There will be two versions of the community edition: Edge and Stable. Each month, Edge will have new features. The stable release is scheduled for every quarter. Likewise, the stable version will be updated four months after the initial release with security and bug fixes. Upgrades from older versions will be possible during this update cycle.
There is not much if any, the difference at the source code level between the two versions, indeed. The Docker CE and EE editions rely on Docker’s open source project, which is built with Docker’s partner community and contributes to its open, modular core,” said Messina.”
What is Enterprise Edition (EE)?
There are three versions of Docker Enterprise Edition: basic, standard, and advanced. In addition to the Docker platform, support, and certification that is included with the Basic edition, the Standard and Advanced editions also include container management (Docker Datacenter) and Docker security scanning.
IBM, Microsoft, Canonical, HPE, Alibaba, and Canonical are all partners supporting Docker EE. Docker EE is available for free download from the official site for those interested in testing it.
A certification program is also offered by Docker to help third-party vendors ensure their products work with Docker EE.
Installation Steps of Docker CE on CentOS 8/RHEL 8 Server
Lat’s get started
Step:1) Configure Docker Repository
Installing Docker Engine for the first time on a new host requires setting up the Docker repository. Once you have downloaded Docker, you can install and update it.
Let’s configure the yum repository.
Add a repository called docker.repo to /etc/yum.repos.d.
You will find some files with the extension .repo here. This file can be edited or a file can be created and added to the repository URL. baseurl location path is given in below
Step 2) Installing Docker
After configuring the Decker repo file, save it and close it.
Now check the docker repository to see if it is configured correctly or not. use the yum repolist.
Now finally install the docker with this given command.
Using the — nobest option ensures that the yum package manager searches for docker-ce versions that satisfy all their dependencies before attempting to install them

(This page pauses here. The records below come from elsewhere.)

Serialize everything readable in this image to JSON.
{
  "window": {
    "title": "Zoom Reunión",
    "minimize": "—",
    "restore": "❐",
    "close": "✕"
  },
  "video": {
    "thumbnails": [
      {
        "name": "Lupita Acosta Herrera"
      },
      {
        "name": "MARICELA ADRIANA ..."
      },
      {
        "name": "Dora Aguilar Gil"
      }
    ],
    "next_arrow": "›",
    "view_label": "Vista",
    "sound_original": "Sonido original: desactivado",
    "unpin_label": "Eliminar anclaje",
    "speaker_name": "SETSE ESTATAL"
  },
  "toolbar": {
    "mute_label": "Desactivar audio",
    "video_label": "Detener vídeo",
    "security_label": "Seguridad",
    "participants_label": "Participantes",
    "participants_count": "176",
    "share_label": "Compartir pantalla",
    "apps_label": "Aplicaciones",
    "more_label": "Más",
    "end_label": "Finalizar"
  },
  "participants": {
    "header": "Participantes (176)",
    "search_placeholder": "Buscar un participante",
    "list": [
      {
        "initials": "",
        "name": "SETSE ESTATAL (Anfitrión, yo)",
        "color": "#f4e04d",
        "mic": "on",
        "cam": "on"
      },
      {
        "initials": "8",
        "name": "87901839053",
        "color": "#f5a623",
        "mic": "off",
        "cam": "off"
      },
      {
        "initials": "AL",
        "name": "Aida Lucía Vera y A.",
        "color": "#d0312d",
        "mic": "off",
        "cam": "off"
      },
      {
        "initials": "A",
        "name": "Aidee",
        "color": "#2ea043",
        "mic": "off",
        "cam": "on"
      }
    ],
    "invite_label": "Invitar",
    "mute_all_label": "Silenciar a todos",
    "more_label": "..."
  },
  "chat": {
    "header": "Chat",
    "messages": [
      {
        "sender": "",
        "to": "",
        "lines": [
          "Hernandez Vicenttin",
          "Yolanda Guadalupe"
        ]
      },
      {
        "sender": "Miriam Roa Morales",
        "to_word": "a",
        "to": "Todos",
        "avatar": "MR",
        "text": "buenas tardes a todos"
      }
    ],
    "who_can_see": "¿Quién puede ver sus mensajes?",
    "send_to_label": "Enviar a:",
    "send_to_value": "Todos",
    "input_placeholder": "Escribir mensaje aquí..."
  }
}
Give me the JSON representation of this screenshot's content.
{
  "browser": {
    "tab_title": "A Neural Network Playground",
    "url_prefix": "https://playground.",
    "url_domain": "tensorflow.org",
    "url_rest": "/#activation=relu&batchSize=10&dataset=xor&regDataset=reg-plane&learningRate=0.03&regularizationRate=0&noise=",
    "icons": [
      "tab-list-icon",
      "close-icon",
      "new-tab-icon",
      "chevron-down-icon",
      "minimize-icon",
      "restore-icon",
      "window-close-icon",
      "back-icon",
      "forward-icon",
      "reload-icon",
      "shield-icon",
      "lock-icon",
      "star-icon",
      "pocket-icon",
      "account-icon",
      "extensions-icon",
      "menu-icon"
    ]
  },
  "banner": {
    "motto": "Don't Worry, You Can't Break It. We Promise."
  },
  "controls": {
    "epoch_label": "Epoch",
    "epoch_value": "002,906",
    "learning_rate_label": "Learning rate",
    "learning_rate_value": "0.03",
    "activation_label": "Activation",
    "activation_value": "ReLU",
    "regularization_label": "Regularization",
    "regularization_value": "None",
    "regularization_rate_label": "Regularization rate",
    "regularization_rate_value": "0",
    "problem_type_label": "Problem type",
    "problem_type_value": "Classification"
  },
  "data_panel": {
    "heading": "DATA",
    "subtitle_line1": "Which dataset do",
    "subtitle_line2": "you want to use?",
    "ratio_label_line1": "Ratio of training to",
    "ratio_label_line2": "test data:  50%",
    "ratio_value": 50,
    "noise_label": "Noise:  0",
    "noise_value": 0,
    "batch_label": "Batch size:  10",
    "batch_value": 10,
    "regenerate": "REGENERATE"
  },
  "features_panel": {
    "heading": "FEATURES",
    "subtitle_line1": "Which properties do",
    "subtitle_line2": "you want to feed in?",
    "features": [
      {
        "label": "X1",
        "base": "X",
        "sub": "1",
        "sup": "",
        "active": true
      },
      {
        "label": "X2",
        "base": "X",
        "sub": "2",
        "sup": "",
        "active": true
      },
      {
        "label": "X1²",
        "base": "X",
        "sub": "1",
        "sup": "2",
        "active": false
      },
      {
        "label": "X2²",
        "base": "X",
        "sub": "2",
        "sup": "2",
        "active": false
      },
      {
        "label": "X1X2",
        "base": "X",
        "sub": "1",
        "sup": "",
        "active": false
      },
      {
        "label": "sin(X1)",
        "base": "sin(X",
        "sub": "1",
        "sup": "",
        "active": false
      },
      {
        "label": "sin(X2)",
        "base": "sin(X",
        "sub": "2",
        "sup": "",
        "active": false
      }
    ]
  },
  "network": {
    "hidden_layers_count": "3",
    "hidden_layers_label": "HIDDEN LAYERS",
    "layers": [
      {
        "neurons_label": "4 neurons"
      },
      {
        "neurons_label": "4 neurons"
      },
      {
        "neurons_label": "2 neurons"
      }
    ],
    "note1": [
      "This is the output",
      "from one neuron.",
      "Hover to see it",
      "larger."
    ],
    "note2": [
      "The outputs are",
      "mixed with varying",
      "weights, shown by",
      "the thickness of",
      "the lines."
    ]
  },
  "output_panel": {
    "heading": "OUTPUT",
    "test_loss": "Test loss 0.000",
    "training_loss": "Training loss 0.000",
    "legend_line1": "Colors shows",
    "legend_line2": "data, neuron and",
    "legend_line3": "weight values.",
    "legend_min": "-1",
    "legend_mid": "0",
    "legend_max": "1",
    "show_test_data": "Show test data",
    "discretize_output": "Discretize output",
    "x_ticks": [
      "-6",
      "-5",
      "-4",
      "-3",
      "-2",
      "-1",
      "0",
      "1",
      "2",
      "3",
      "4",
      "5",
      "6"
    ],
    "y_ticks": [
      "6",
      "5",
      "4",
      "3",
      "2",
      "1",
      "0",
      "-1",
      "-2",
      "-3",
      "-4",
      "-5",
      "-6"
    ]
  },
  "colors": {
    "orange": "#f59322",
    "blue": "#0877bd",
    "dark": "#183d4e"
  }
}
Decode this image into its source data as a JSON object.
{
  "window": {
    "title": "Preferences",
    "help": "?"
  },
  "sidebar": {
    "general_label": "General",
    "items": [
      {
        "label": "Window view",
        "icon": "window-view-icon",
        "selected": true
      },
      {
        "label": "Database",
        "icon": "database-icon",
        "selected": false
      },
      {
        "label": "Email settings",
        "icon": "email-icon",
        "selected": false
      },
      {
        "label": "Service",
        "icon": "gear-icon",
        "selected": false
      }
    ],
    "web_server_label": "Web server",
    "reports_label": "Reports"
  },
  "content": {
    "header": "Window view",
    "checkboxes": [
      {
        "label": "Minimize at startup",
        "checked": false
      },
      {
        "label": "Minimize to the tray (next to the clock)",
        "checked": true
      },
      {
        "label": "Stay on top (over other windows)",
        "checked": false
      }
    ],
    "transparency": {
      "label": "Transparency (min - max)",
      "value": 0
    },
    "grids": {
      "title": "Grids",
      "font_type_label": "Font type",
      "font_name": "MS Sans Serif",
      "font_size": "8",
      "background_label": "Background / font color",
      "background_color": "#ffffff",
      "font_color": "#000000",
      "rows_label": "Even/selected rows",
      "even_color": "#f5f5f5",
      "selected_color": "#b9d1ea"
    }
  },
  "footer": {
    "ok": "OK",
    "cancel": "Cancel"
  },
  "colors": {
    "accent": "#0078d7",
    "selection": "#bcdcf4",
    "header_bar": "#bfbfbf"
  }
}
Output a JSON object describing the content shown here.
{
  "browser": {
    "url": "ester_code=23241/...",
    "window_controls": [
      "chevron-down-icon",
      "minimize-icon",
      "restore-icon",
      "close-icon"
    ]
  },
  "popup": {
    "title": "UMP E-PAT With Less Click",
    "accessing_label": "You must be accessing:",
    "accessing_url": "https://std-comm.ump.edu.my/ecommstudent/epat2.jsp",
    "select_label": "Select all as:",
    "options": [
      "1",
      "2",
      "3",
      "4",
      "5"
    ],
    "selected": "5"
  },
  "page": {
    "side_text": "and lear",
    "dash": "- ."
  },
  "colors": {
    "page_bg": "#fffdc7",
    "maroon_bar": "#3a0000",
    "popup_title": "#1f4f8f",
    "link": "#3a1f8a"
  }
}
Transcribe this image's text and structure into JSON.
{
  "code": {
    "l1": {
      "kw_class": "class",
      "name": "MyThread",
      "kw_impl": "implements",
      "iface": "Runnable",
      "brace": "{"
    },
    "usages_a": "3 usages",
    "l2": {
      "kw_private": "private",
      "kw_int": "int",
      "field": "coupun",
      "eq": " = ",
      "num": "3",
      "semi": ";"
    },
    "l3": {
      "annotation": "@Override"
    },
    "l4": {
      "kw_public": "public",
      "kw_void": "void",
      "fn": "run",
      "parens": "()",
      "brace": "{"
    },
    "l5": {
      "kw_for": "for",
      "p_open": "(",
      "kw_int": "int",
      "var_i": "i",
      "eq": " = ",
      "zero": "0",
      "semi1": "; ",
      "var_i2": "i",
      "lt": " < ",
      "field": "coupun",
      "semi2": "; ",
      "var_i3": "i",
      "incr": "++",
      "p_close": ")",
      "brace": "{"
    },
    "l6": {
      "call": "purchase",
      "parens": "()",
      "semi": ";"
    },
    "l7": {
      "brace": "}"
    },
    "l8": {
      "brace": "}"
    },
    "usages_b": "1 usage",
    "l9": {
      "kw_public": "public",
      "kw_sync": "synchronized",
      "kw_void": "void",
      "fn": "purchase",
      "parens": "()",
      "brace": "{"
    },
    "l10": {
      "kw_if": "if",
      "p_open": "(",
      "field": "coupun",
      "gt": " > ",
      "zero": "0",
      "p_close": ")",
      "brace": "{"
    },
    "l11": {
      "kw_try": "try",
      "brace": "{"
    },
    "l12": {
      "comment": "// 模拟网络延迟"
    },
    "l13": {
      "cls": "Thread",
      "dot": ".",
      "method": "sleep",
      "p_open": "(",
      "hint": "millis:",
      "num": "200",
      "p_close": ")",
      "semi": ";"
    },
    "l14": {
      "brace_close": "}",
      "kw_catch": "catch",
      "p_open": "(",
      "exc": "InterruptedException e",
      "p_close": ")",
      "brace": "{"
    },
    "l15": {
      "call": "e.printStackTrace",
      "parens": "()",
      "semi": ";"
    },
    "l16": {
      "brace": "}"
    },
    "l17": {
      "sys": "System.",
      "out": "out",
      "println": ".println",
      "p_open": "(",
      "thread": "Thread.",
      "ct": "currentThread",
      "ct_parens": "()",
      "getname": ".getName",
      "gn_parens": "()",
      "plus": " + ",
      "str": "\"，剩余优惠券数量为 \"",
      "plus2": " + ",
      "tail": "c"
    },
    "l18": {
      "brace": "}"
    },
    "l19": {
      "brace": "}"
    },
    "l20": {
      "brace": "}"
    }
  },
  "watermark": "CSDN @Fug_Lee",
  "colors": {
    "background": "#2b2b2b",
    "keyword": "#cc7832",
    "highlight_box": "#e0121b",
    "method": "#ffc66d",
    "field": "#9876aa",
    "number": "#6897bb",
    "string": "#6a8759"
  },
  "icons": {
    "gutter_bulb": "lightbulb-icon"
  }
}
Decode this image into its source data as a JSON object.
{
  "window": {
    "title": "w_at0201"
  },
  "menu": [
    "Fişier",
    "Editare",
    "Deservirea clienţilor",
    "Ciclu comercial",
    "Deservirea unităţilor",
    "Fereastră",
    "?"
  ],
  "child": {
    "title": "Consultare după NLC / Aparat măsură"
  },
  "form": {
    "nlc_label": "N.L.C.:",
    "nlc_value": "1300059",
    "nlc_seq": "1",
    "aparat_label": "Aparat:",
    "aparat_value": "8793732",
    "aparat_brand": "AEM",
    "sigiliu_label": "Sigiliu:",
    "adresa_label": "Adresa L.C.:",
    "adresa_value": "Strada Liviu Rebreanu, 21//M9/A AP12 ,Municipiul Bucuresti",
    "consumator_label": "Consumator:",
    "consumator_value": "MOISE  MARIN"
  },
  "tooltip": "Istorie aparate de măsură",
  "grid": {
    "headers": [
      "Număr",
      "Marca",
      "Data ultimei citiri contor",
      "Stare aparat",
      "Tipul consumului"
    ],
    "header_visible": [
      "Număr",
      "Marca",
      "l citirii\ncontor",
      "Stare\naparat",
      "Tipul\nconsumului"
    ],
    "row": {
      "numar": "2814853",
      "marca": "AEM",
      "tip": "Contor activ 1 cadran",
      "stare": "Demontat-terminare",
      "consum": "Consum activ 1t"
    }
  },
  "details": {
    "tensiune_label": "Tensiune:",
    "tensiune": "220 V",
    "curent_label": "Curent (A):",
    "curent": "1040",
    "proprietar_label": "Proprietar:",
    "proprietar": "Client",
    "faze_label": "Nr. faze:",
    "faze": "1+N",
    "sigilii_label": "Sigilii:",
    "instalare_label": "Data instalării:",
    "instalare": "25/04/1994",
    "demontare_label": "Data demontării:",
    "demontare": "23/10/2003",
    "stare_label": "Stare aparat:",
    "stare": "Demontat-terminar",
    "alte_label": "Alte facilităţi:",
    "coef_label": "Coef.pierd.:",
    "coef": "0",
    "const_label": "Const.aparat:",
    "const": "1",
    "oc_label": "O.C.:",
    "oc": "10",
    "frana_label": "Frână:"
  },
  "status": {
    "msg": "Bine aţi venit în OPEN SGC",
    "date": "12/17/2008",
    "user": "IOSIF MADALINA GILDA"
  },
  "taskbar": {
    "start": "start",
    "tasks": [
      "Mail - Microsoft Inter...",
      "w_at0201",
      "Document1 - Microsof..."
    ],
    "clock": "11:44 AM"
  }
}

After installing the docker-ce you can check the docker software install or not. And also check the docker version with the given command
To see the docker software:
To see the docker version:
Install Docker, run the daemon, and enable Docker to start automatically at bootup. Make sure it’s running:
If the service is not running and dead, then the output should look like this:
Step 3) Start and enable Docker service
Use the following systemctl commands to start and enable docker after installation
To start the docker service:
to enable the docker service:
after start and enable the service check the docker status. If the service is running and active, then the output should look like this:
Step 4) Working with Docker Images
Images are used to build Docker containers. These images are pulled by default from Docker Hub, a registry managed by Docker. You can find Docker images for most Linux distributions and applications you’ll need at Docker Hub.
Check if the Docker CE engine has been properly set up by spinning up a “hello-world” container using the following docker command:
The output will indicate that Docker is working correctly:
The hello-world image could not be found locally, so Docker downloaded it in the default repository, Docker Hub. After Docker downloaded the image, it created the container using the image, from which the application executed, displaying the message.